As I said, I wanted to go and see the bakery that carries the name of the Simili family, despite the fact that the Sorelle Simili have not been involved in it for years, and they told me not to bother looking in.
It is large, high-ceilinged and empty-feeling. Is it by some unfortunate coincidence or is it my imagination, that this bakery seems to attract Bologna's most petite residents? Everyone who enters, in their fur coats and berets, looks tiny in front of the high glass counter.
I have come at the end of the day, and there is next to nothing left in the display. A steady stream of customers comes in, each on asks for something the shop's already run out of, and most people leave empty-handed. I say 'ask', but to me it sounds like they demand, but this is just a cultural difference that I've not got over yet. Italians don't use as many 'please's and 'thank-you's as perhaps we do in English. Ordering a coffee, you say "a coffee", rather than what I say: "Please can I have a coffee, thank you very much" - I end up sounding excessively polite here.
The lady behind the counter manages to keep up an unbroken phone conversation for the hour that I'm there, despite all those pesky customers.

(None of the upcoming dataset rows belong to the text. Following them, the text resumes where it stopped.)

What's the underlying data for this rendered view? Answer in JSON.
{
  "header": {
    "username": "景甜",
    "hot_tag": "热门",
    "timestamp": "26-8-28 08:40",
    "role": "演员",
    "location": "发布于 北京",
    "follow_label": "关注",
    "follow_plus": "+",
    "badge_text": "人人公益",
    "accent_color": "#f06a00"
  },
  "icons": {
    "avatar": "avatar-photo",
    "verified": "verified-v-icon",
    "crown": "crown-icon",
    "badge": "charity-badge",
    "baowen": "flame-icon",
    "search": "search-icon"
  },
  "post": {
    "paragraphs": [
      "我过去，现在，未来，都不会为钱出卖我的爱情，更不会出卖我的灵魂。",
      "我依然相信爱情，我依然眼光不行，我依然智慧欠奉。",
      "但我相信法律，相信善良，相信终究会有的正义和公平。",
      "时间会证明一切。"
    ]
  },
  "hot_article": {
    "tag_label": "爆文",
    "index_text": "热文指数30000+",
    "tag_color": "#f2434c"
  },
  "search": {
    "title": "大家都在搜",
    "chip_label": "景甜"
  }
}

When she finally rings off, it's time to close the blinds and shut up the shop for the long lunch-break. She shows me the bakery, which is long and low, with a small white-enameled oven at each end, and the ready-weighed flour sitting in the bowls of the mixers for tomorrow morning. The workshop also produces filled fresh pasta in the Bolognese tradition, and biscuits whose buttery perfume still lingers deliciously.
The shop itself looks like it's been gutted. I ask whether it was all sold today. "No, there's just no point in filling the shelves any more. Up to about three years ago, people would come here for their flour, oil, vanilla and baking powder as well as bread, but now there are three big supermarkets close-by and no point in even trying to keep up with them." She tells me that they're going to take out the empty shelves and put up big photos of the shop dating from when it was the booming family-run business it used to be. I wonder what the Sorelle Simili would think of this, let alone what purpose it would serve.